I’ve never thought about my objects as having a sense of mystery, but I really like that idea! That said, creating the unexpected within the familiar is definitely intentional. I firmly believe that objects have their own energy, and that what they bring to your environment and daily experience is almost spiritual. I’m not religious by any means, but I do believe in the interconnectedness of our world, and I’ve always felt that objects were, more often than not, commonly disregarded as static things that are simply here to perform a function (though, obviously, this isn’t the case with those of us who collect and appreciate design object as intrinsically beautiful).

But I’ve always had a very emotional and personal reaction to objects, and I think that there should be this sort of mutual relationship between us and our things — one of respect, care, and thoughtfulness. I think in my mind I live in a very Beauty and the Beast–like world! I suppose that my goal, in designing almost exaggerated versions of utilitarian objects, is to help create that relationship for people who might not be as inherently sensitive to it.

What’s been inspiring or influencing you lately?

I’m not sure why but I keep finding myself drawn to the “Old World” lately.
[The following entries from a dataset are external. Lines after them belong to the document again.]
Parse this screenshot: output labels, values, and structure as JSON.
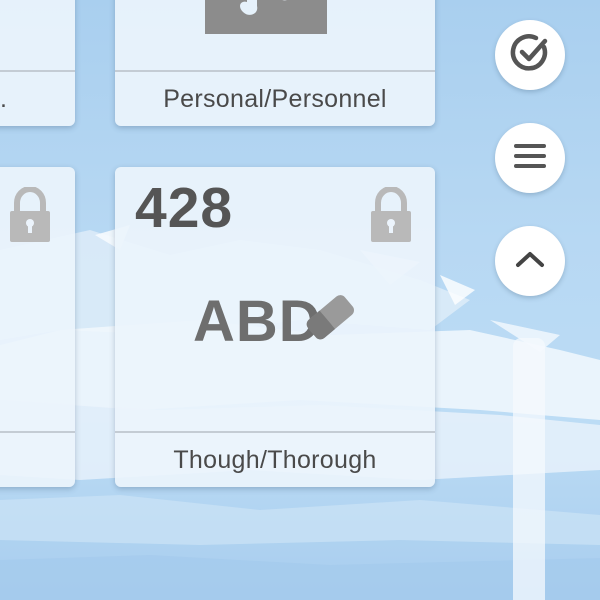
{
  "cards": {
    "top_left": {
      "label": "."
    },
    "top_center": {
      "label": "Personal/Personnel"
    },
    "mid_center": {
      "number": "428",
      "label": "Though/Thorough",
      "icon_text": "ABD"
    }
  },
  "icons": {
    "check": "check-circle-icon",
    "menu": "hamburger-menu-icon",
    "scroll_up": "chevron-up-icon",
    "lock": "lock-icon",
    "puzzle": "puzzle-icon",
    "eraser": "eraser-icon"
  },
  "colors": {
    "card_bg": "#ecf4fc",
    "text": "#4a4a4a",
    "number": "#555555",
    "icon_gray": "#b9b9b9",
    "puzzle_gray": "#8c8c8c",
    "button_icon": "#555555"
  }
}
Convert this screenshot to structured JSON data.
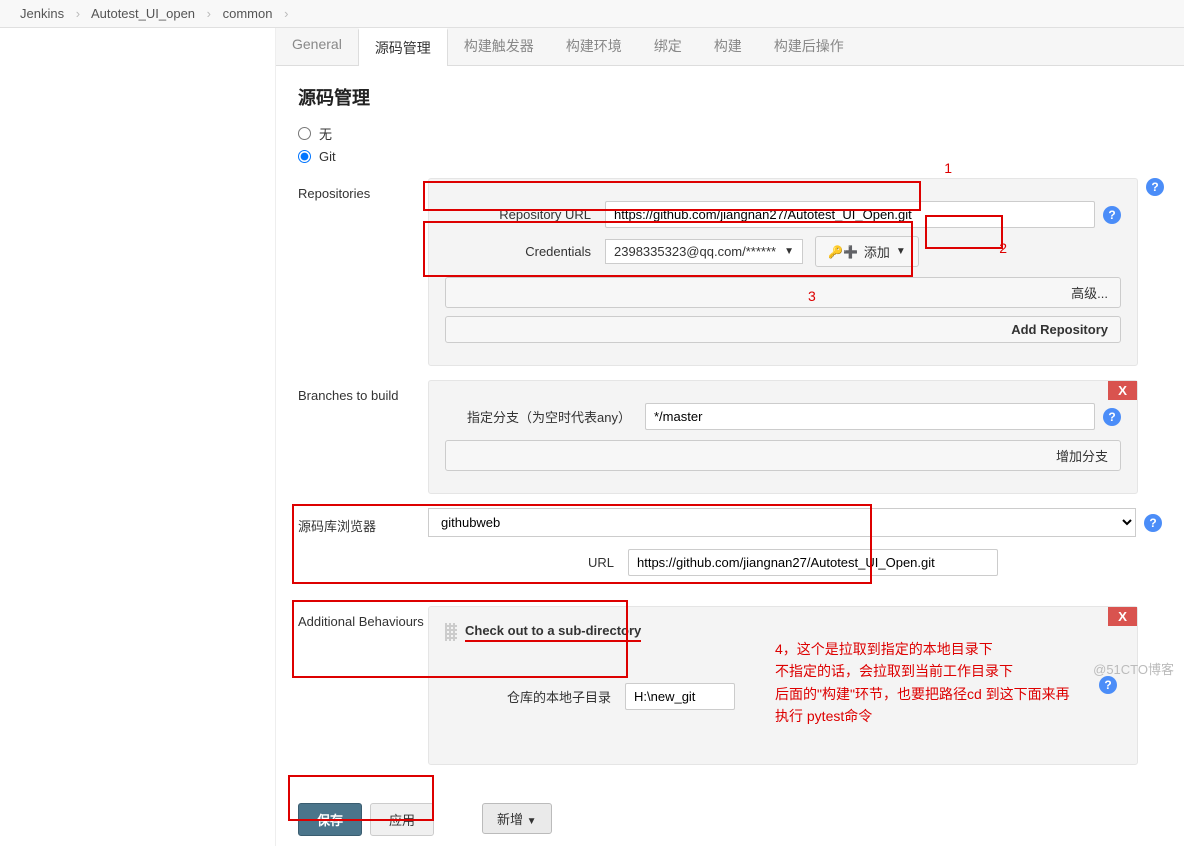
{
  "breadcrumb": {
    "items": [
      "Jenkins",
      "Autotest_UI_open",
      "common"
    ]
  },
  "tabs": [
    "General",
    "源码管理",
    "构建触发器",
    "构建环境",
    "绑定",
    "构建",
    "构建后操作"
  ],
  "active_tab": "源码管理",
  "section_title": "源码管理",
  "scm_options": {
    "none": "无",
    "git": "Git"
  },
  "repositories": {
    "label": "Repositories",
    "url_label": "Repository URL",
    "url_value": "https://github.com/jiangnan27/Autotest_UI_Open.git",
    "cred_label": "Credentials",
    "cred_value": "2398335323@qq.com/******",
    "add_btn": "添加",
    "advanced_btn": "高级...",
    "add_repo_btn": "Add Repository"
  },
  "branches": {
    "label": "Branches to build",
    "branch_label": "指定分支（为空时代表any）",
    "branch_value": "*/master",
    "add_branch_btn": "增加分支"
  },
  "browser": {
    "label": "源码库浏览器",
    "value": "githubweb",
    "url_label": "URL",
    "url_value": "https://github.com/jiangnan27/Autotest_UI_Open.git"
  },
  "behaviours": {
    "label": "Additional Behaviours",
    "item_title": "Check out to a sub-directory",
    "subdir_label": "仓库的本地子目录",
    "subdir_value": "H:\\new_git",
    "add_new": "新增"
  },
  "footer": {
    "save": "保存",
    "apply": "应用"
  },
  "annotations": {
    "n1": "1",
    "n2": "2",
    "n3": "3",
    "note4": "4，这个是拉取到指定的本地目录下\n不指定的话，会拉取到当前工作目录下\n后面的\"构建\"环节，也要把路径cd 到这下面来再\n执行 pytest命令"
  },
  "help_glyph": "?",
  "delete_glyph": "X",
  "watermark": "@51CTO博客"
}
I would say that for most of my life my aesthetic inclination has been firmly rooted in Modernism and Postmodernism, but for the past year or so I’ve been increasingly drawn to ornamentation, decoration and the traditional. It might have something to do with the increasingly uneasy state of the world – and a desire to go back in time. But I also think there are so many interesting facets within decorative elements and design throughout history, and I am always blown away by the modernity of ancient objects.

Do you have a dream project you’d love to do? 
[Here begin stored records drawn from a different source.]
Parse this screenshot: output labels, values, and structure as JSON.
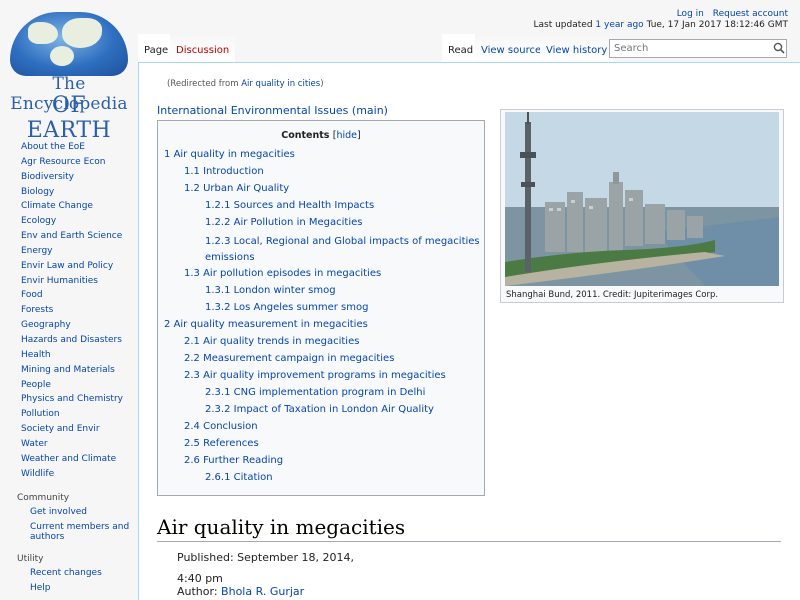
{
  "logo": {
    "line1": "The Encyclopedia",
    "line2": "OF EARTH"
  },
  "header": {
    "login": "Log in",
    "request": "Request account",
    "last_updated_prefix": "Last updated",
    "last_updated_link": "1 year ago",
    "last_updated_date": "Tue, 17 Jan 2017 18:12:46 GMT"
  },
  "tabs": {
    "page": "Page",
    "discussion": "Discussion",
    "read": "Read",
    "view_source": "View source",
    "view_history": "View history"
  },
  "search": {
    "placeholder": "Search"
  },
  "sidebar": {
    "items": [
      "About the EoE",
      "Agr Resource Econ",
      "Biodiversity",
      "Biology",
      "Climate Change",
      "Ecology",
      "Env and Earth Science",
      "Energy",
      "Envir Law and Policy",
      "Envir Humanities",
      "Food",
      "Forests",
      "Geography",
      "Hazards and Disasters",
      "Health",
      "Mining and Materials",
      "People",
      "Physics and Chemistry",
      "Pollution",
      "Society and Envir",
      "Water",
      "Weather and Climate",
      "Wildlife"
    ],
    "community_title": "Community",
    "community": [
      "Get involved",
      "Current members and authors"
    ],
    "utility_title": "Utility",
    "utility": [
      "Recent changes",
      "Help"
    ]
  },
  "content": {
    "redirect_prefix": "(Redirected from",
    "redirect_link": "Air quality in cities",
    "redirect_suffix": ")",
    "category_link": "International Environmental Issues (main)",
    "toc_title": "Contents",
    "toc_hide": "hide",
    "toc": [
      {
        "num": "1",
        "text": "Air quality in megacities",
        "level": 1
      },
      {
        "num": "1.1",
        "text": "Introduction",
        "level": 2
      },
      {
        "num": "1.2",
        "text": "Urban Air Quality",
        "level": 2
      },
      {
        "num": "1.2.1",
        "text": "Sources and Health Impacts",
        "level": 3
      },
      {
        "num": "1.2.2",
        "text": "Air Pollution in Megacities",
        "level": 3
      },
      {
        "num": "1.2.3",
        "text": "Local, Regional and Global impacts of megacities",
        "text2": "emissions",
        "level": 3
      },
      {
        "num": "1.3",
        "text": "Air pollution episodes in megacities",
        "level": 2
      },
      {
        "num": "1.3.1",
        "text": "London winter smog",
        "level": 3
      },
      {
        "num": "1.3.2",
        "text": "Los Angeles summer smog",
        "level": 3
      },
      {
        "num": "2",
        "text": "Air quality measurement in megacities",
        "level": 1
      },
      {
        "num": "2.1",
        "text": "Air quality trends in megacities",
        "level": 2
      },
      {
        "num": "2.2",
        "text": "Measurement campaign in megacities",
        "level": 2
      },
      {
        "num": "2.3",
        "text": "Air quality improvement programs in megacities",
        "level": 2
      },
      {
        "num": "2.3.1",
        "text": "CNG implementation program in Delhi",
        "level": 3
      },
      {
        "num": "2.3.2",
        "text": "Impact of Taxation in London Air Quality",
        "level": 3
      },
      {
        "num": "2.4",
        "text": "Conclusion",
        "level": 2
      },
      {
        "num": "2.5",
        "text": "References",
        "level": 2
      },
      {
        "num": "2.6",
        "text": "Further Reading",
        "level": 2
      },
      {
        "num": "2.6.1",
        "text": "Citation",
        "level": 3
      }
    ],
    "caption": "Shanghai Bund, 2011. Credit: Jupiterimages Corp.",
    "heading": "Air quality in megacities",
    "published": "Published: September 18, 2014, 4:40 pm",
    "author_label": "Author:",
    "author_name": "Bhola R. Gurjar"
  }
}
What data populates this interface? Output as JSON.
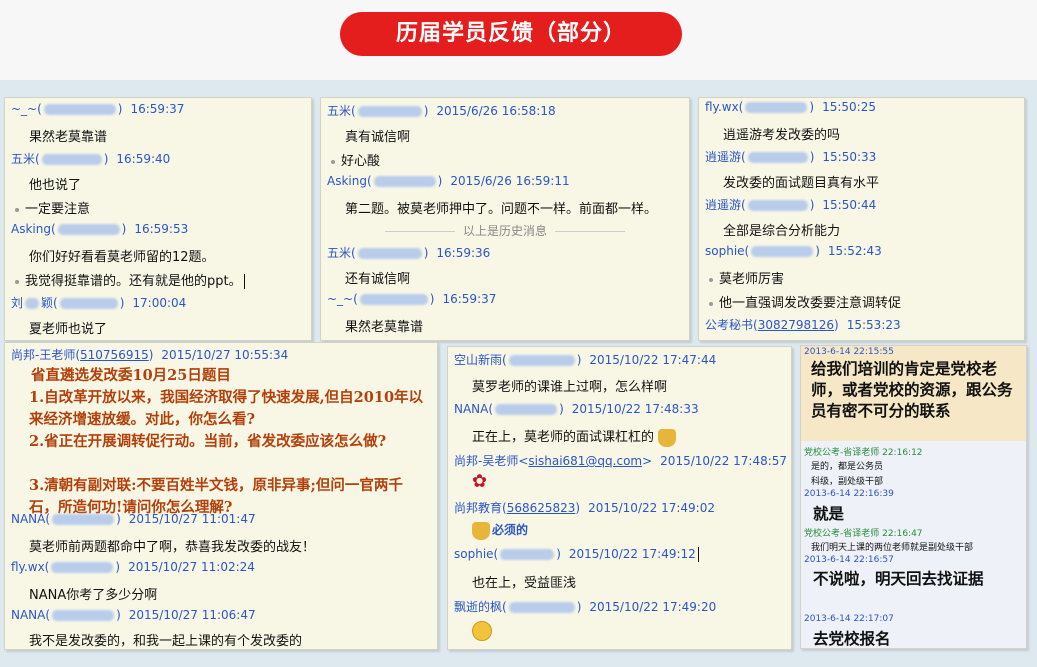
{
  "banner": {
    "title": "历届学员反馈（部分）"
  },
  "panel1": {
    "m1": {
      "name": "~_~(",
      "ts": "16:59:37"
    },
    "t1": "果然老莫靠谱",
    "m2": {
      "name": "五米(",
      "ts": "16:59:40"
    },
    "t2": "他也说了",
    "b1": "一定要注意",
    "m3": {
      "name": "Asking(",
      "ts": "16:59:53"
    },
    "t3": "你们好好看看莫老师留的12题。",
    "b2": "我觉得挺靠谱的。还有就是他的ppt。",
    "m4": {
      "name": "刘",
      "name2": "颖(",
      "ts": "17:00:04"
    },
    "t4": "夏老师也说了"
  },
  "panel2": {
    "m1": {
      "name": "五米(",
      "ts": "2015/6/26 16:58:18"
    },
    "t1": "真有诚信啊",
    "b1": "好心酸",
    "m2": {
      "name": "Asking(",
      "ts": "2015/6/26 16:59:11"
    },
    "t2": "第二题。被莫老师押中了。问题不一样。前面都一样。",
    "div": "以上是历史消息",
    "m3": {
      "name": "五米(",
      "ts": "16:59:36"
    },
    "t3": "还有诚信啊",
    "m4": {
      "name": "~_~(",
      "ts": "16:59:37"
    },
    "t4": "果然老莫靠谱"
  },
  "panel3": {
    "m1": {
      "name": "fly.wx(",
      "ts": "15:50:25"
    },
    "t1": "逍遥游考发改委的吗",
    "m2": {
      "name": "逍遥游(",
      "ts": "15:50:33"
    },
    "t2": "发改委的面试题目真有水平",
    "m3": {
      "name": "逍遥游(",
      "ts": "15:50:44"
    },
    "t3": "全部是综合分析能力",
    "m4": {
      "name": "sophie(",
      "ts": "15:52:43"
    },
    "b1": "莫老师厉害",
    "b2": "他一直强调发改委要注意调转促",
    "m5": {
      "name": "公考秘书(",
      "qq": "3082798126",
      "ts": "15:53:23"
    }
  },
  "panel4": {
    "m1": {
      "name": "尚邦-王老师(",
      "qq": "510756915",
      "ts": "2015/10/27 10:55:34"
    },
    "exam_title": "省直遴选发改委10月25日题目",
    "q1": "1.自改革开放以来，我国经济取得了快速发展,但自2010年以来经济增速放缓。对此，你怎么看?",
    "q2": "2.省正在开展调转促行动。当前，省发改委应该怎么做?",
    "q3": "3.清朝有副对联:不要百姓半文钱，原非异事;但问一官两千石，所造何功!请问你怎么理解?",
    "m2": {
      "name": "NANA(",
      "ts": "2015/10/27 11:01:47"
    },
    "t2": "莫老师前两题都命中了啊，恭喜我发改委的战友！",
    "m3": {
      "name": "fly.wx(",
      "ts": "2015/10/27 11:02:24"
    },
    "t3": "NANA你考了多少分啊",
    "m4": {
      "name": "NANA(",
      "ts": "2015/10/27 11:06:47"
    },
    "t4": "我不是发改委的，和我一起上课的有个发改委的"
  },
  "panel5": {
    "m1": {
      "name": "空山新雨(",
      "ts": "2015/10/22 17:47:44"
    },
    "t1": "莫罗老师的课谁上过啊，怎么样啊",
    "m2": {
      "name": "NANA(",
      "ts": "2015/10/22 17:48:33"
    },
    "t2": "正在上，莫老师的面试课杠杠的",
    "m3": {
      "name": "尚邦-吴老师<",
      "qq": "sishai681@qq.com",
      "tail": ">",
      "ts": "2015/10/22 17:48:57"
    },
    "m4": {
      "name": "尚邦教育(",
      "qq": "568625823",
      "ts": "2015/10/22 17:49:02"
    },
    "t4": "必须的",
    "m5": {
      "name": "sophie(",
      "ts": "2015/10/22 17:49:12"
    },
    "t5": "也在上，受益匪浅",
    "m6": {
      "name": "飘逝的枫(",
      "ts": "2015/10/22 17:49:20"
    }
  },
  "panel6": {
    "ts1": "2013-6-14 22:15:55",
    "h1": "给我们培训的肯定是党校老师，或者党校的资源，跟公务员有密不可分的联系",
    "g1": "党校公考-省译老师 22:16:12",
    "s1": "是的，都是公务员",
    "s2": "科级，副处级干部",
    "ts2": "2013-6-14 22:16:39",
    "h2": "就是",
    "g2": "党校公考-省译老师 22:16:47",
    "s3": "我们明天上课的两位老师就是副处级干部",
    "ts3": "2013-6-14 22:16:57",
    "h3": "不说啦，明天回去找证据",
    "ts4": "2013-6-14 22:17:07",
    "h4": "去党校报名"
  },
  "colors": {
    "banner": "#e41d1d",
    "panel": "#f8f7e6",
    "link": "#2b55c8",
    "exam": "#b2400b"
  }
}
I’d love to produce a collection of glass furniture! And silverware.

What’s next for you? Any upcoming projects you’d like to mention? New works on the way? 

I have my first pop up happening in December at Nomia in Williamsburg, which I’m super excited about. I’ve kind of always dreamed of having a physical store, which feels very, very far off if it were to ever happen, but this feels like a great way to dip my toes into the brick-and-mortar world. I’m also excited to keep developing the Flora collection with In Common With, and we’re hoping to do some sort of activation during Salone in Milan in 2023. I have a few new tabletop items that I’m working on releasing in 2023, but my main focus for next year is to work on more large-scale pieces – vases, lighting, and furniture. It’s really rewarding to be able to work in smaller series because I find that the work can be more experimental and personal. And there is a very interesting conversation that happens between that type of work and my items that are made for production.